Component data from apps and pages
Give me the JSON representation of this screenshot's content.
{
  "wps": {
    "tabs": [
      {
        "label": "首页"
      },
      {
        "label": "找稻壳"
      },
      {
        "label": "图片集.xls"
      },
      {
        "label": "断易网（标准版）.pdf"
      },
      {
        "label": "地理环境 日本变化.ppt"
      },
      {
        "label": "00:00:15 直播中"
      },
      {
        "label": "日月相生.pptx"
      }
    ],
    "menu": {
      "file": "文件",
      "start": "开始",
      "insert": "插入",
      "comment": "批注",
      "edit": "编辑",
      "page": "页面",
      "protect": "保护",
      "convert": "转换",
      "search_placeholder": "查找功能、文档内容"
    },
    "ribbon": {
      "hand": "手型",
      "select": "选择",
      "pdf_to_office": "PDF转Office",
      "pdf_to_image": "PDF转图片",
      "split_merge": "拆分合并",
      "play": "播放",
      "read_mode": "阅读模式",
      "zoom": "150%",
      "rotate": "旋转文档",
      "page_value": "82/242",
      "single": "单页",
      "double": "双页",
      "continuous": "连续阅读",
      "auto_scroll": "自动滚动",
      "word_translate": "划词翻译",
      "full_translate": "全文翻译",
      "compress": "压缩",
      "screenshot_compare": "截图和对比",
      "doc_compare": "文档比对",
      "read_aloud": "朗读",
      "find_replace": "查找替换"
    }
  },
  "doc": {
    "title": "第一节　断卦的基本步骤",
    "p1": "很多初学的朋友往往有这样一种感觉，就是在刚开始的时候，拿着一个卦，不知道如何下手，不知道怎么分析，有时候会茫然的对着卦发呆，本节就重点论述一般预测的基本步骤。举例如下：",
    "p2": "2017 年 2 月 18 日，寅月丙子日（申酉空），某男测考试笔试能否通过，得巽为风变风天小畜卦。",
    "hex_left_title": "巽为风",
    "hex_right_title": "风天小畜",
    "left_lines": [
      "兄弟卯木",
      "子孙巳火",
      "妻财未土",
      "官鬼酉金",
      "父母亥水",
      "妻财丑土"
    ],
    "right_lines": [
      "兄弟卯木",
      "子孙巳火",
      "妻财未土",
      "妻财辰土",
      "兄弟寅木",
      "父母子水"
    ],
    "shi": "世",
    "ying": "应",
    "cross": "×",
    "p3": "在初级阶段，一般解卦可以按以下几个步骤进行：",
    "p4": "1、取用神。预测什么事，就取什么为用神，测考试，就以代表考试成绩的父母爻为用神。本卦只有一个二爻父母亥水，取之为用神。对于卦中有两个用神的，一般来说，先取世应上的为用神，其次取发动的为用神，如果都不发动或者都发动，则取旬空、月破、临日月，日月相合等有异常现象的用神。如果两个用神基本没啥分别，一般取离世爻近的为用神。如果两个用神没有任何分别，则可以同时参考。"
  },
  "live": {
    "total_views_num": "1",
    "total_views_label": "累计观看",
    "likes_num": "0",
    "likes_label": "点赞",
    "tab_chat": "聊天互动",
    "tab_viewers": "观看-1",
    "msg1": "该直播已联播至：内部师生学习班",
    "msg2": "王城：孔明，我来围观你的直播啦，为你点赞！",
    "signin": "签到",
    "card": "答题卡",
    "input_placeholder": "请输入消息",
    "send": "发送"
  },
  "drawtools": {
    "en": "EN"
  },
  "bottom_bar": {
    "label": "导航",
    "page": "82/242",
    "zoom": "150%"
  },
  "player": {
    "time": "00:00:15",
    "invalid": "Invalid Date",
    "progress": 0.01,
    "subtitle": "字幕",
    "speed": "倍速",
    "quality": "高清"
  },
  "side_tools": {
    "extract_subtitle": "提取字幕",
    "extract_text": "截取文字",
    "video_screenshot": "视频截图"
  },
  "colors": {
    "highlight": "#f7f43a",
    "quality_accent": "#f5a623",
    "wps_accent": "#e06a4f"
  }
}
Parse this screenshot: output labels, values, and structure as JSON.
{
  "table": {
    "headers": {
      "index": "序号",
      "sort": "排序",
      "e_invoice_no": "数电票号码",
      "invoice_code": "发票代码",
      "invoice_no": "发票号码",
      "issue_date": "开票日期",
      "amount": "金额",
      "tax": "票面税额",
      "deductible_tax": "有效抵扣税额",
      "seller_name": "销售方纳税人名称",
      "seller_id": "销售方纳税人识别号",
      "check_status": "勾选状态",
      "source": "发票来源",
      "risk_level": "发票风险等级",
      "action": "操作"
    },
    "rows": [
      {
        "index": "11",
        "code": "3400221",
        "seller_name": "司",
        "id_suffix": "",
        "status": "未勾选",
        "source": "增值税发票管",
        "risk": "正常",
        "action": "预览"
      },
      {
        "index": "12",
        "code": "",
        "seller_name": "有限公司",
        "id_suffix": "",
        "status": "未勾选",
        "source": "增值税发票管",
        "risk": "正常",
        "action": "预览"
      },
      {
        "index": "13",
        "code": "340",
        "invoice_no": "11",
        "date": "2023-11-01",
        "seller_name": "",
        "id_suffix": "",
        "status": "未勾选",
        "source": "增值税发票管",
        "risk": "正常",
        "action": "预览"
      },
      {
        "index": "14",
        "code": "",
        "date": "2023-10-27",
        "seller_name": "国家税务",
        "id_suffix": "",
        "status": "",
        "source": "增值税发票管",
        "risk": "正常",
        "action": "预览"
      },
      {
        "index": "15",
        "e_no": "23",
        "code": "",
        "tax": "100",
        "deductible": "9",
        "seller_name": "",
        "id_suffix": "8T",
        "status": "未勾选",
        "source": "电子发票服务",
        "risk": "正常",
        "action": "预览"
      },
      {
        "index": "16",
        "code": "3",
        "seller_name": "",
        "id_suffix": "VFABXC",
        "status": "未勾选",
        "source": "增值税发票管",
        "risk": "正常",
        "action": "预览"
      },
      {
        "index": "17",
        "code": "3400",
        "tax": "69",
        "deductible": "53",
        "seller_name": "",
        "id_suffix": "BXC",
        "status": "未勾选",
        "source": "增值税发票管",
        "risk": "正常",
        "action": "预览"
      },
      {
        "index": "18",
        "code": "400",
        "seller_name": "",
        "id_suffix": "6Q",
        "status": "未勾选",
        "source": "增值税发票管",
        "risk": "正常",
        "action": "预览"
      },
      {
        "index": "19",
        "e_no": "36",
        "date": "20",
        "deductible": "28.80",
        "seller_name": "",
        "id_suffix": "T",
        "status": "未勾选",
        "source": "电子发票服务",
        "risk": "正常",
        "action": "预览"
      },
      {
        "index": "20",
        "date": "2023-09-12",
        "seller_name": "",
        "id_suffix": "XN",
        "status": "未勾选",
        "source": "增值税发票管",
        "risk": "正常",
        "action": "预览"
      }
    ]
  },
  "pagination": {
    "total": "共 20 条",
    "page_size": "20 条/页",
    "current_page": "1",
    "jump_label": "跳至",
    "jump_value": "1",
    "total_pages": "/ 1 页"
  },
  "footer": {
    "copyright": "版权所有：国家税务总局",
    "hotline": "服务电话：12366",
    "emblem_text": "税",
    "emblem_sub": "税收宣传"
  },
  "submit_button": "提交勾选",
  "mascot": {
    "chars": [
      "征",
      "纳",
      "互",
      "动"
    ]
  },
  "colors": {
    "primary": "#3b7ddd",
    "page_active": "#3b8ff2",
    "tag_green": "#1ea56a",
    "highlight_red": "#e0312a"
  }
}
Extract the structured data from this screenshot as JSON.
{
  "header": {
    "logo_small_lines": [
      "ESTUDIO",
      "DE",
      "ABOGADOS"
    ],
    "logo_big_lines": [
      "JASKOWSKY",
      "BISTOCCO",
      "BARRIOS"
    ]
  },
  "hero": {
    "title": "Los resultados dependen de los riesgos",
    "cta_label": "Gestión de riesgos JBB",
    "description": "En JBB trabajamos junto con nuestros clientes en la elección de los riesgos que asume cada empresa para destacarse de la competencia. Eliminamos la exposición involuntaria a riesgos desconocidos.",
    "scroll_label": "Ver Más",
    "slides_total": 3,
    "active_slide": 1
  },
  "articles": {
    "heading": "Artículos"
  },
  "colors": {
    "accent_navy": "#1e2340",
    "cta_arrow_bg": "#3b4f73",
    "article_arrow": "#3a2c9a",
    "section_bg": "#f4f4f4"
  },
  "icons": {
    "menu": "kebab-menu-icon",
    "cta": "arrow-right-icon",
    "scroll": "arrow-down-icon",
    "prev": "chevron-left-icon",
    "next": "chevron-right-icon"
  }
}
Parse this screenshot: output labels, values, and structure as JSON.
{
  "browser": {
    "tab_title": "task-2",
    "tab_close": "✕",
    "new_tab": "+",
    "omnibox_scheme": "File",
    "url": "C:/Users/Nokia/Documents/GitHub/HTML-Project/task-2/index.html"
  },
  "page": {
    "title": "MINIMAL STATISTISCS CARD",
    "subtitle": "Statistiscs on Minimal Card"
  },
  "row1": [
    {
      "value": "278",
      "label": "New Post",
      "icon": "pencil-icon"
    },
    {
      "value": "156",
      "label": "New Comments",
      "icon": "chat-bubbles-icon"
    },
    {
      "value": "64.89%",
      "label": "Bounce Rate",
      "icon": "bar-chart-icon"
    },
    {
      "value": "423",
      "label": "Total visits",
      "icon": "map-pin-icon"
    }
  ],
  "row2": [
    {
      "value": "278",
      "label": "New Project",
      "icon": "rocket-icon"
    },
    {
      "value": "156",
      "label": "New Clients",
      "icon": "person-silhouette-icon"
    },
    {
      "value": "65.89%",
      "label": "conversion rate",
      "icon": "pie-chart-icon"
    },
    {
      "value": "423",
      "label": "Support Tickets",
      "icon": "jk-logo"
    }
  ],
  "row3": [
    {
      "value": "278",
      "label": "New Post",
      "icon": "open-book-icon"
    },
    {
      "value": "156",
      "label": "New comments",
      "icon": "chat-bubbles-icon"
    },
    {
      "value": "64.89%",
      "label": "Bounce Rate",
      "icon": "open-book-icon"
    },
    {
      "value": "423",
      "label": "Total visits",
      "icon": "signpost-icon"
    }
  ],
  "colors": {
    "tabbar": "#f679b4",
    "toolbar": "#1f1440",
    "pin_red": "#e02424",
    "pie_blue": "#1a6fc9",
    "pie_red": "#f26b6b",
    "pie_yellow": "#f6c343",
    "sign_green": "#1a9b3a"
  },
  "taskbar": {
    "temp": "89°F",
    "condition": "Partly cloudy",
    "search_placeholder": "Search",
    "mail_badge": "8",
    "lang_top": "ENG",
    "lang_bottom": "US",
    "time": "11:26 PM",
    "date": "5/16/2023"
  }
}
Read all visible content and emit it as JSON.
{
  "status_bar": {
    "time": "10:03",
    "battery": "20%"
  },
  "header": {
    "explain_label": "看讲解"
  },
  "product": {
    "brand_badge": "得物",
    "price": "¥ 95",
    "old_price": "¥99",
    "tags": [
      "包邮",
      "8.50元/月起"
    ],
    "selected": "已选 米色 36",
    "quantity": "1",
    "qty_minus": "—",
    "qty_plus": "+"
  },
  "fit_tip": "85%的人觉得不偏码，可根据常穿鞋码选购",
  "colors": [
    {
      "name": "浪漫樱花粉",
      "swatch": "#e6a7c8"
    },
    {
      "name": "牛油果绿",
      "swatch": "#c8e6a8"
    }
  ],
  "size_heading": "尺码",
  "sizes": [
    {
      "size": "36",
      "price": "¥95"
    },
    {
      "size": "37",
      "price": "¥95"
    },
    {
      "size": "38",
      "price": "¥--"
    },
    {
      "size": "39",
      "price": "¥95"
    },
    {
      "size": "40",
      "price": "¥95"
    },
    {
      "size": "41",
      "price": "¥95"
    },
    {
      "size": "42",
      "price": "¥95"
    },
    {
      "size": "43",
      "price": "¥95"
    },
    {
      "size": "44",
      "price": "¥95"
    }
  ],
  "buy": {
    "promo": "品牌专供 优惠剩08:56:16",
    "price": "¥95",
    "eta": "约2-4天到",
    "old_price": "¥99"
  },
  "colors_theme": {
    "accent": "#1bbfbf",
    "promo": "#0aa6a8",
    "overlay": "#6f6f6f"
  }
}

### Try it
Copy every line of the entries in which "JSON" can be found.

### The answer
Give me the JSON representation of this screenshot's content.
Parse this screenshot: output labels, values, and structure as JSON.
Extract the structured data from this screenshot as JSON.
Parse this screenshot: output labels, values, and structure as JSON.
Read all visible content and emit it as JSON.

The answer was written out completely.